If your dog hates having someone touch his feet, you might want to start giving him regular foot massages to get him used to your touching his feet. This will hopefully mean that next time you need to apply the balm, he doesn’t make a fuss.
Hopefully, the balm absorbs quickly, but if your dog is a licker, you may need to pop a sock or some gauze and Vetwrap onto the foot (reaching above the ankle) to prevent them from licking off the balm and licking the wound bigger.
5 Facts about Dog Paw Balm
- It can protect your dog’s paws from damage by extreme heat or cold
- It can prevent your dog from absorbing many of the toxic chemicals his paws are exposed to
- It can help soothe sore and irritated skin
- It can also be used on your dog’s nose
- It can speed up the healing process of cuts or cracks
Which Nose/Paw Balm to Buy…Vets Preferred Advanced Pad Protection and Natural Dog Company’s Snout Soother!
If you are unsure about where to start when deciding on a brand of dog paw balm or paw wax, then it can’t hurt to go with a product that is not only endorsed by vets, but was created by vets to give dog owners access to an affordable but veterinarian-grade product: Vets Preferred Advanced Pad Protection.
It’s a popular choice for dog owners who are conscious consumers and prefer buying organic and all-natural local products.

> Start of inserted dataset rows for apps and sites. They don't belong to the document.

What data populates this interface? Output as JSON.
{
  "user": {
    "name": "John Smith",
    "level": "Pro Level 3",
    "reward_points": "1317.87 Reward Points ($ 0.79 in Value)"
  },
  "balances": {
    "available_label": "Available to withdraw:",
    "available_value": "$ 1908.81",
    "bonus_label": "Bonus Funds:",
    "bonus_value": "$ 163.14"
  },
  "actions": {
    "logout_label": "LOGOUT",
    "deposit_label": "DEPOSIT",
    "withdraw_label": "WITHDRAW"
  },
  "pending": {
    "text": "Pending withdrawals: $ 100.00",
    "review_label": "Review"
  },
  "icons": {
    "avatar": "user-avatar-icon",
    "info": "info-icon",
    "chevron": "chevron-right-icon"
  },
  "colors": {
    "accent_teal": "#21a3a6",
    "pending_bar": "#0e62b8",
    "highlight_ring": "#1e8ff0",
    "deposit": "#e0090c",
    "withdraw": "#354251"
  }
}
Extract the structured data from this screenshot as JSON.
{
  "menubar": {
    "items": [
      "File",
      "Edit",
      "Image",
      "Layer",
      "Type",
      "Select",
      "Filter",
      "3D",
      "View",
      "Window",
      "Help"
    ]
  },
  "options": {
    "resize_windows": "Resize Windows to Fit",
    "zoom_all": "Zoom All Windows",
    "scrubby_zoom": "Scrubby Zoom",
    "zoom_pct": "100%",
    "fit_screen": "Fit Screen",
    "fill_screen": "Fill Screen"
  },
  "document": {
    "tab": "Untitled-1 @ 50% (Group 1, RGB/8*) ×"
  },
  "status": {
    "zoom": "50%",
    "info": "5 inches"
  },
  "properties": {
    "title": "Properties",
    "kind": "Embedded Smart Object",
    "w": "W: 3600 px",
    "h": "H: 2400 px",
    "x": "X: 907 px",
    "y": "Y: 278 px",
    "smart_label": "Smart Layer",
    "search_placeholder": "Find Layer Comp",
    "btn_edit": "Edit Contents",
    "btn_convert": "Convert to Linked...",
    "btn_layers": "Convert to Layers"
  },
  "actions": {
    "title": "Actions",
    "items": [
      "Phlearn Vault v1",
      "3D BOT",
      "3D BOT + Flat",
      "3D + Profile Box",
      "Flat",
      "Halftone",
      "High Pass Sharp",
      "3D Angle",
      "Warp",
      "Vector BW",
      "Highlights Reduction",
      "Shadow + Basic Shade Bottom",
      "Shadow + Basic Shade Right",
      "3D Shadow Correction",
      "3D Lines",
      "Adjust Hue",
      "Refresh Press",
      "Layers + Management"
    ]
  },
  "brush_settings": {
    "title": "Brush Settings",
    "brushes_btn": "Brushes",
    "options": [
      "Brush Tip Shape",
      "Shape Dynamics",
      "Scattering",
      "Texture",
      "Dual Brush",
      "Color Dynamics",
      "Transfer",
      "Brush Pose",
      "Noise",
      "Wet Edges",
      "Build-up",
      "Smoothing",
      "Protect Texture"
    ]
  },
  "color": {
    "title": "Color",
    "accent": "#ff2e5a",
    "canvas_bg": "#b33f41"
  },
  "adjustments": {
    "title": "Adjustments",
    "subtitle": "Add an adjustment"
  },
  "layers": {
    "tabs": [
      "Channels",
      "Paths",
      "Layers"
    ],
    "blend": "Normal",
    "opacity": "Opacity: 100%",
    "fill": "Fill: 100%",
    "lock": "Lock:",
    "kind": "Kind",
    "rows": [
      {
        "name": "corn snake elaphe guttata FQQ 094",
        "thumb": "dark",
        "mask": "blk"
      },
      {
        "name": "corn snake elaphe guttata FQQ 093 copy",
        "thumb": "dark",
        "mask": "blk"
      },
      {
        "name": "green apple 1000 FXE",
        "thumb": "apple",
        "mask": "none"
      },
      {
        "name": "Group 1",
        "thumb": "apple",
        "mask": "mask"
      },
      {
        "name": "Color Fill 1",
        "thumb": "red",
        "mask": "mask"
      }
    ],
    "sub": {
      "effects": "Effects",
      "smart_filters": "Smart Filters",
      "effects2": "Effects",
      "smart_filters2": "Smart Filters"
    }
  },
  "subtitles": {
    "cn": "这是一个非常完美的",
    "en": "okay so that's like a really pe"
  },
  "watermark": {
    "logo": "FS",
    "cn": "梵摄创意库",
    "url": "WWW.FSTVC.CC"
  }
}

The price of this balm is a very competitive one, with the added reassurance that if a customer if not satisfied within 30 days of buying the product, they promise a money back guarantee.
However, with effective ingredients which include beeswax, shea butter, and coconut oil, it is unlikely that doggo or doggo parent will find themselves disappointed.
If their paw pads become cracked, there is a chance they have a crusty dog nose too. Yeah, the image is gross, but unfortunately, this can happen all year long so means you need to invest in some nose balm for your pup.
A brand to keep in mind when searching to help that dog snout of theirs is… Natural Dog Company’s Snout Soother!
Snout Soother work just like Vets Preferred Advanced Pad Protection and other dog paw balm by providing moisturizing ingredients to stop their little ole’ dog nose from hurting and bleeding.
Because Natural Dog Company’s Snout Soother works as a dry nose treatment, all you have to do is apply this topical nose balm treatment on their crusty dog nose and wait for the magic to happen.
A dog snout goes through so much in a day from sniffing butts to smelling food back to sniffing butts. While you ponder whether Snout Soother is necessary for your doggo, it’s important as pet owners we do as much as we can to provide them with comfort and a perfect blend of relaxation and fun.
With the Natural Dog Snout Soother, we can help them recover faster with less pain so they don’t have to experience a cracked, dry nose for too long.
You Don’t Have to Get a Dog Paw Tattoo to Prove You Care for Your Pet
It is the responsibility of any pup parent to make sure that all of their fur-children’s needs are met, and this includes the care of their paws and noses! (*cough* Snout Soother *cough*)
A tattoo on your dog’s paw print might be a beautiful way of letting the rest of the world know how much you love your dog, but don’t forget to show your dog how much you love and care for them by making sure that they are happy and healthy from the head-to-tail (and toe).
Along with Vets Preferred Advanced Pad Protection and Snout Soother, you’re showing not only love for your dog but care. We love them because they’re cute and most of the time cuddly, but we care for them because they’re one of our own.
They won’t care so much for the tattoo, but if you are looking after the state of their paws, they will be able to be the best version of their doggo selves and will be able to focus on their most important task in life: to love you.